The City of Edmonton has a new plan to provide more economic opportunities for Indigenous people in communities surrounding the city.
“We really want to understand the perspectives of the Indigenous community and where they are feeling the greatest barriers,” said Roxanne Kits, branch manager for Corporate Procurement & Supply Services.
Edmonton and its surrounding area is home to the second-largest urban Indigenous population in the country.
Establishing a strong relationship with Indigenous communities is a top priority for the city.

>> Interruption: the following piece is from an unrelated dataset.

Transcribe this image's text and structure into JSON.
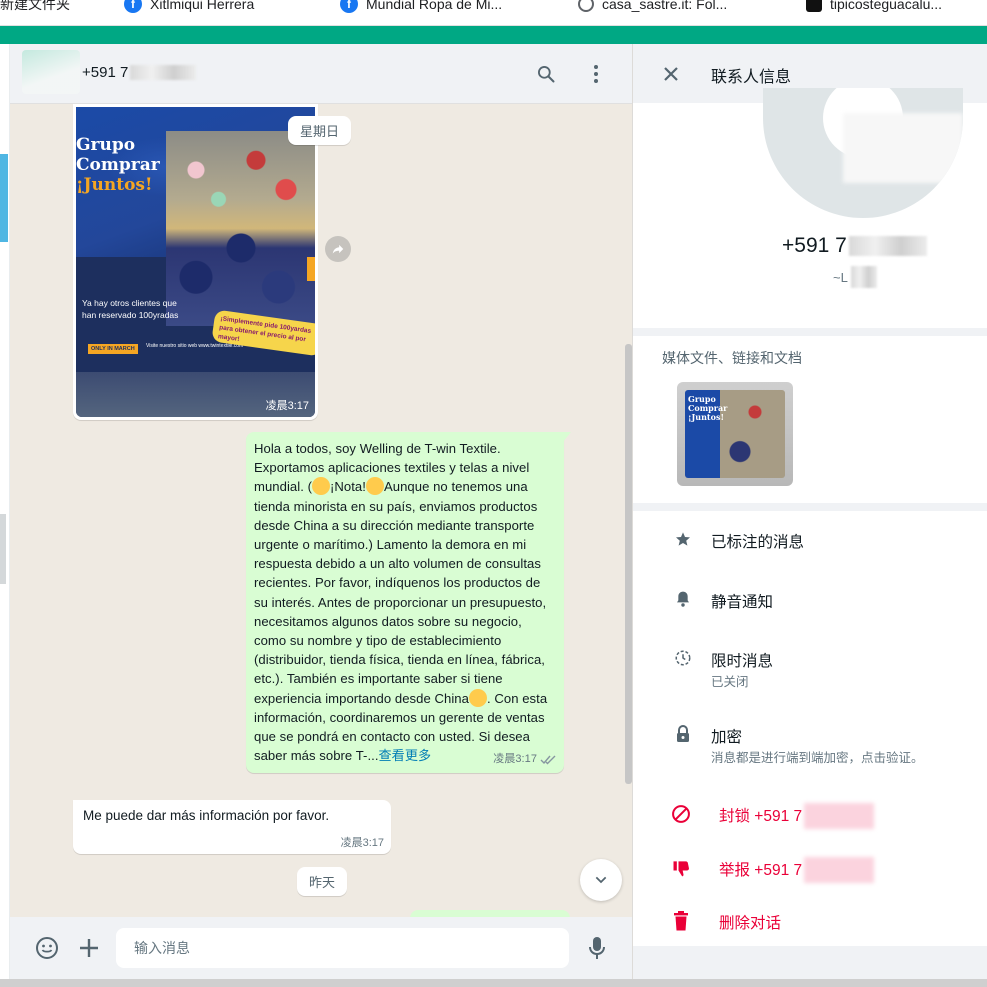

But to get there, the city is establishing an Indigenous Procurement Advisory Committee.
The group will meet throughout the year to better understand the needs of Indigenous workers and the barriers Indigenous businesses are facing.
“We’ll be developing an Indigenous procurement policy and an Indigenous framework that will be helpful for us in how we structure our procurement opportunities going forward,” Kits said.
Kits said the policy would set aside a number of city contracted opportunities for Indigenous businesses and encourage suppliers bidding on projects to hire a certain number of Indigenous workers.
This is exciting news for the Enoch Cree Nation Chief Operations Officer Ron Minks.
“It is difficult for First Nations and Metis and Indigenous communities to work with some of the other communities just because of a number is different issues and those are things we need to work on to overcome and improve as a society,” Minks said.
Minks said this initiative will provide employment options while addressing a more serious issue.
“We just want to overcome the perceptions and systemic racism, the problems that we’ve endured for a long time,” Minks said.
The city says its goal is to remove barriers while providing a wide range of opportunity for Indigenous people.
The city is recruiting for the Indigenous Procurement Advisory Committee. Interested applicants can find more information online.